◆ **TASK INSTRUCTIONS**
Return all lines below containing the word "Diagnostic".

-------- WORKING DATA

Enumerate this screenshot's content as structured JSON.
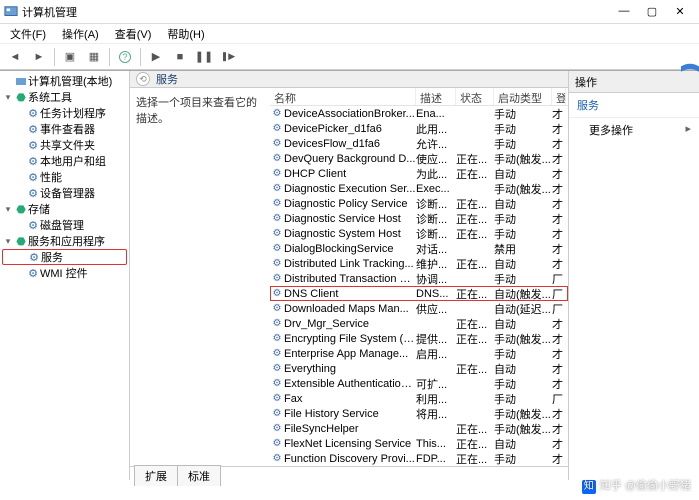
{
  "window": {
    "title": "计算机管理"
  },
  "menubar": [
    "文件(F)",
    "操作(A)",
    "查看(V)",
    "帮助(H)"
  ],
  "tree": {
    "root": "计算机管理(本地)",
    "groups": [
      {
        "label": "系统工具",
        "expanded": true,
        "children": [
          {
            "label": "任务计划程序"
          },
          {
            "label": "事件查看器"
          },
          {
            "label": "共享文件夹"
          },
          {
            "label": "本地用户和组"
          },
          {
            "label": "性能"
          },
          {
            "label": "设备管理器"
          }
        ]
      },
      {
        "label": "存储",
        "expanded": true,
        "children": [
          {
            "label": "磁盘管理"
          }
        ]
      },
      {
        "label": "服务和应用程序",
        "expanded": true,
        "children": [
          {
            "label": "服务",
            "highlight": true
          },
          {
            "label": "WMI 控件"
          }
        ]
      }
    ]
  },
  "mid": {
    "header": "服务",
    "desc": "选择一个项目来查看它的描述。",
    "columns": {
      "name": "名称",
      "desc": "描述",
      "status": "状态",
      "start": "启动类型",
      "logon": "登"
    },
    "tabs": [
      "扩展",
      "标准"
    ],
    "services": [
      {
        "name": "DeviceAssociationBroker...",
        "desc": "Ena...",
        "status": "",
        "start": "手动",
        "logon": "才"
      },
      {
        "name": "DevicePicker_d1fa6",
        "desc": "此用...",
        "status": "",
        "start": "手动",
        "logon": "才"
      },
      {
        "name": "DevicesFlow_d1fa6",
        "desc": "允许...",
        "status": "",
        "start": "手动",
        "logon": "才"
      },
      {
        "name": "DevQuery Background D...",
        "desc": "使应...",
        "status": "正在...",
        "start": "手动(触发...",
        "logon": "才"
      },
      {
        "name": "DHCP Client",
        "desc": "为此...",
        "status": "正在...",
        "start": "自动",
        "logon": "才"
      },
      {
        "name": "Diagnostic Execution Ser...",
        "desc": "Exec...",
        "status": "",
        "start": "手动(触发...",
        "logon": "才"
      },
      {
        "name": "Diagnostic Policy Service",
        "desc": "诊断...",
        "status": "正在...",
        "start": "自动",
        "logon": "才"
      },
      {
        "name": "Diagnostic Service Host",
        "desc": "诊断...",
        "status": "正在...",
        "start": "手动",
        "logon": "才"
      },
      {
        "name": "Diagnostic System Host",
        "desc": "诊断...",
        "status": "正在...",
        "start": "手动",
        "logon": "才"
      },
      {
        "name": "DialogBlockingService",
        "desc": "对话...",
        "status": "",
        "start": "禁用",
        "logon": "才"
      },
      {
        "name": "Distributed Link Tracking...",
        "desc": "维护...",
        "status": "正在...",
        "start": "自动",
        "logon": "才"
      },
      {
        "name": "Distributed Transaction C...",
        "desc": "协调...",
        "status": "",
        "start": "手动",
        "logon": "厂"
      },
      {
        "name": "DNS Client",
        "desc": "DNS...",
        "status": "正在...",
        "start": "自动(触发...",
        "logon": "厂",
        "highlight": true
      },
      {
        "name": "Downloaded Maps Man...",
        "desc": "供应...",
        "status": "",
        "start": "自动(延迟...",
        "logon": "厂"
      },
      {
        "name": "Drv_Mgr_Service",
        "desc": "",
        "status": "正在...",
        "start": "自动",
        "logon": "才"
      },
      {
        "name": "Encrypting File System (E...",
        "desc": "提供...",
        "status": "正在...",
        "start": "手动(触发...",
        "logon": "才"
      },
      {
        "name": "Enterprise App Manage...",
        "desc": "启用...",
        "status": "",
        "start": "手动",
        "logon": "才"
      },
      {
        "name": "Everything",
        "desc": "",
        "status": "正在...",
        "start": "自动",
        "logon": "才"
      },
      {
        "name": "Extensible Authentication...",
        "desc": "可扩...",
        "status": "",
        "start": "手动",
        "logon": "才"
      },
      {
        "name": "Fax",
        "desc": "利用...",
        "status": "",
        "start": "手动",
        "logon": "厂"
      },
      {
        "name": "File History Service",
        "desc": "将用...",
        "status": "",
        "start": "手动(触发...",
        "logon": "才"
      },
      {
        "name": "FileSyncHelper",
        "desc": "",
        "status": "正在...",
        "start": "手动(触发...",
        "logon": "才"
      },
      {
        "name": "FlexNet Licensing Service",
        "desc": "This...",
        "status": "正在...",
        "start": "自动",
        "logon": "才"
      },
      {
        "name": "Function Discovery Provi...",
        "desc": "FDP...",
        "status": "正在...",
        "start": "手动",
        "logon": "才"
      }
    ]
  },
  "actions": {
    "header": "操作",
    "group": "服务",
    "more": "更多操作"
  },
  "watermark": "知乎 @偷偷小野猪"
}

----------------

◆ **SOLUTION FOR THIS PROBLEM**
        "name": "Diagnostic Execution Ser...",
        "name": "Diagnostic Policy Service",
        "name": "Diagnostic Service Host",
        "name": "Diagnostic System Host",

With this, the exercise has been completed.